Work instruction: If you see a picture in the data below, omit it and copy the rest exactly.

[Extracted records]
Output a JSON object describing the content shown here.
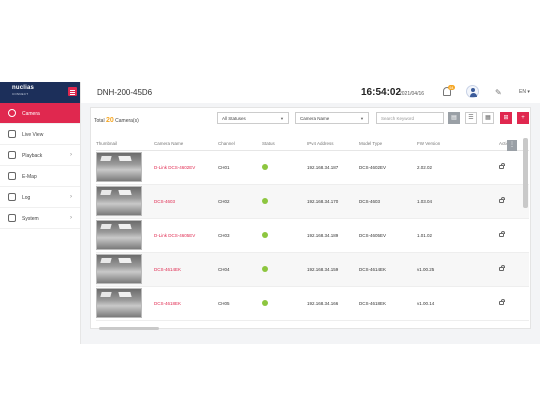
{
  "sidebar": {
    "logo": "nuclias",
    "logo_sub": "CONNECT",
    "items": [
      {
        "label": "Camera",
        "active": true
      },
      {
        "label": "Live View",
        "active": false
      },
      {
        "label": "Playback",
        "active": false
      },
      {
        "label": "E-Map",
        "active": false
      },
      {
        "label": "Log",
        "active": false
      },
      {
        "label": "System",
        "active": false
      }
    ]
  },
  "header": {
    "device": "DNH-200-45D6",
    "time": "16:54:02",
    "date": "2021/04/16",
    "notif_count": "64",
    "lang": "EN"
  },
  "toolbar": {
    "total_prefix": "Total",
    "total_count": "20",
    "total_suffix": "Camera(s)",
    "status_filter": "All Statuses",
    "sort_field": "Camera Name",
    "search_placeholder": "Search Keyword"
  },
  "table": {
    "headers": [
      "Thumbnail",
      "Camera Name",
      "Channel",
      "Status",
      "IPv4 Address",
      "Model Type",
      "FW Version",
      "Action"
    ],
    "rows": [
      {
        "name": "D-Link DCS-4602EV",
        "channel": "CH01",
        "ip": "192.168.34.187",
        "model": "DCS-4602EV",
        "fw": "2.02.02"
      },
      {
        "name": "DCS-4603",
        "channel": "CH02",
        "ip": "192.168.34.170",
        "model": "DCS-4603",
        "fw": "1.03.04"
      },
      {
        "name": "D-Link DCS-4605EV",
        "channel": "CH03",
        "ip": "192.168.34.189",
        "model": "DCS-4605EV",
        "fw": "1.01.02"
      },
      {
        "name": "DCS-4614EK",
        "channel": "CH04",
        "ip": "192.168.34.159",
        "model": "DCS-4614EK",
        "fw": "v1.00.25"
      },
      {
        "name": "DCS-4618EK",
        "channel": "CH05",
        "ip": "192.168.34.166",
        "model": "DCS-4618EK",
        "fw": "v1.00.14"
      }
    ]
  },
  "colors": {
    "accent": "#e0284f",
    "brand": "#1c2f5a",
    "online": "#8dc63f",
    "count": "#f5a623"
  }
}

Solution for this task:
Output a JSON object describing the content shown here.
{
  "sidebar": {
    "logo": "nuclias",
    "logo_sub": "CONNECT",
    "items": [
      {
        "label": "Camera",
        "active": true
      },
      {
        "label": "Live View",
        "active": false
      },
      {
        "label": "Playback",
        "active": false
      },
      {
        "label": "E-Map",
        "active": false
      },
      {
        "label": "Log",
        "active": false
      },
      {
        "label": "System",
        "active": false
      }
    ]
  },
  "header": {
    "device": "DNH-200-45D6",
    "time": "16:54:02",
    "date": "2021/04/16",
    "notif_count": "64",
    "lang": "EN"
  },
  "toolbar": {
    "total_prefix": "Total",
    "total_count": "20",
    "total_suffix": "Camera(s)",
    "status_filter": "All Statuses",
    "sort_field": "Camera Name",
    "search_placeholder": "Search Keyword"
  },
  "table": {
    "headers": [
      "Thumbnail",
      "Camera Name",
      "Channel",
      "Status",
      "IPv4 Address",
      "Model Type",
      "FW Version",
      "Action"
    ],
    "rows": [
      {
        "name": "D-Link DCS-4602EV",
        "channel": "CH01",
        "ip": "192.168.34.187",
        "model": "DCS-4602EV",
        "fw": "2.02.02"
      },
      {
        "name": "DCS-4603",
        "channel": "CH02",
        "ip": "192.168.34.170",
        "model": "DCS-4603",
        "fw": "1.03.04"
      },
      {
        "name": "D-Link DCS-4605EV",
        "channel": "CH03",
        "ip": "192.168.34.189",
        "model": "DCS-4605EV",
        "fw": "1.01.02"
      },
      {
        "name": "DCS-4614EK",
        "channel": "CH04",
        "ip": "192.168.34.159",
        "model": "DCS-4614EK",
        "fw": "v1.00.25"
      },
      {
        "name": "DCS-4618EK",
        "channel": "CH05",
        "ip": "192.168.34.166",
        "model": "DCS-4618EK",
        "fw": "v1.00.14"
      }
    ]
  },
  "colors": {
    "accent": "#e0284f",
    "brand": "#1c2f5a",
    "online": "#8dc63f",
    "count": "#f5a623"
  }
}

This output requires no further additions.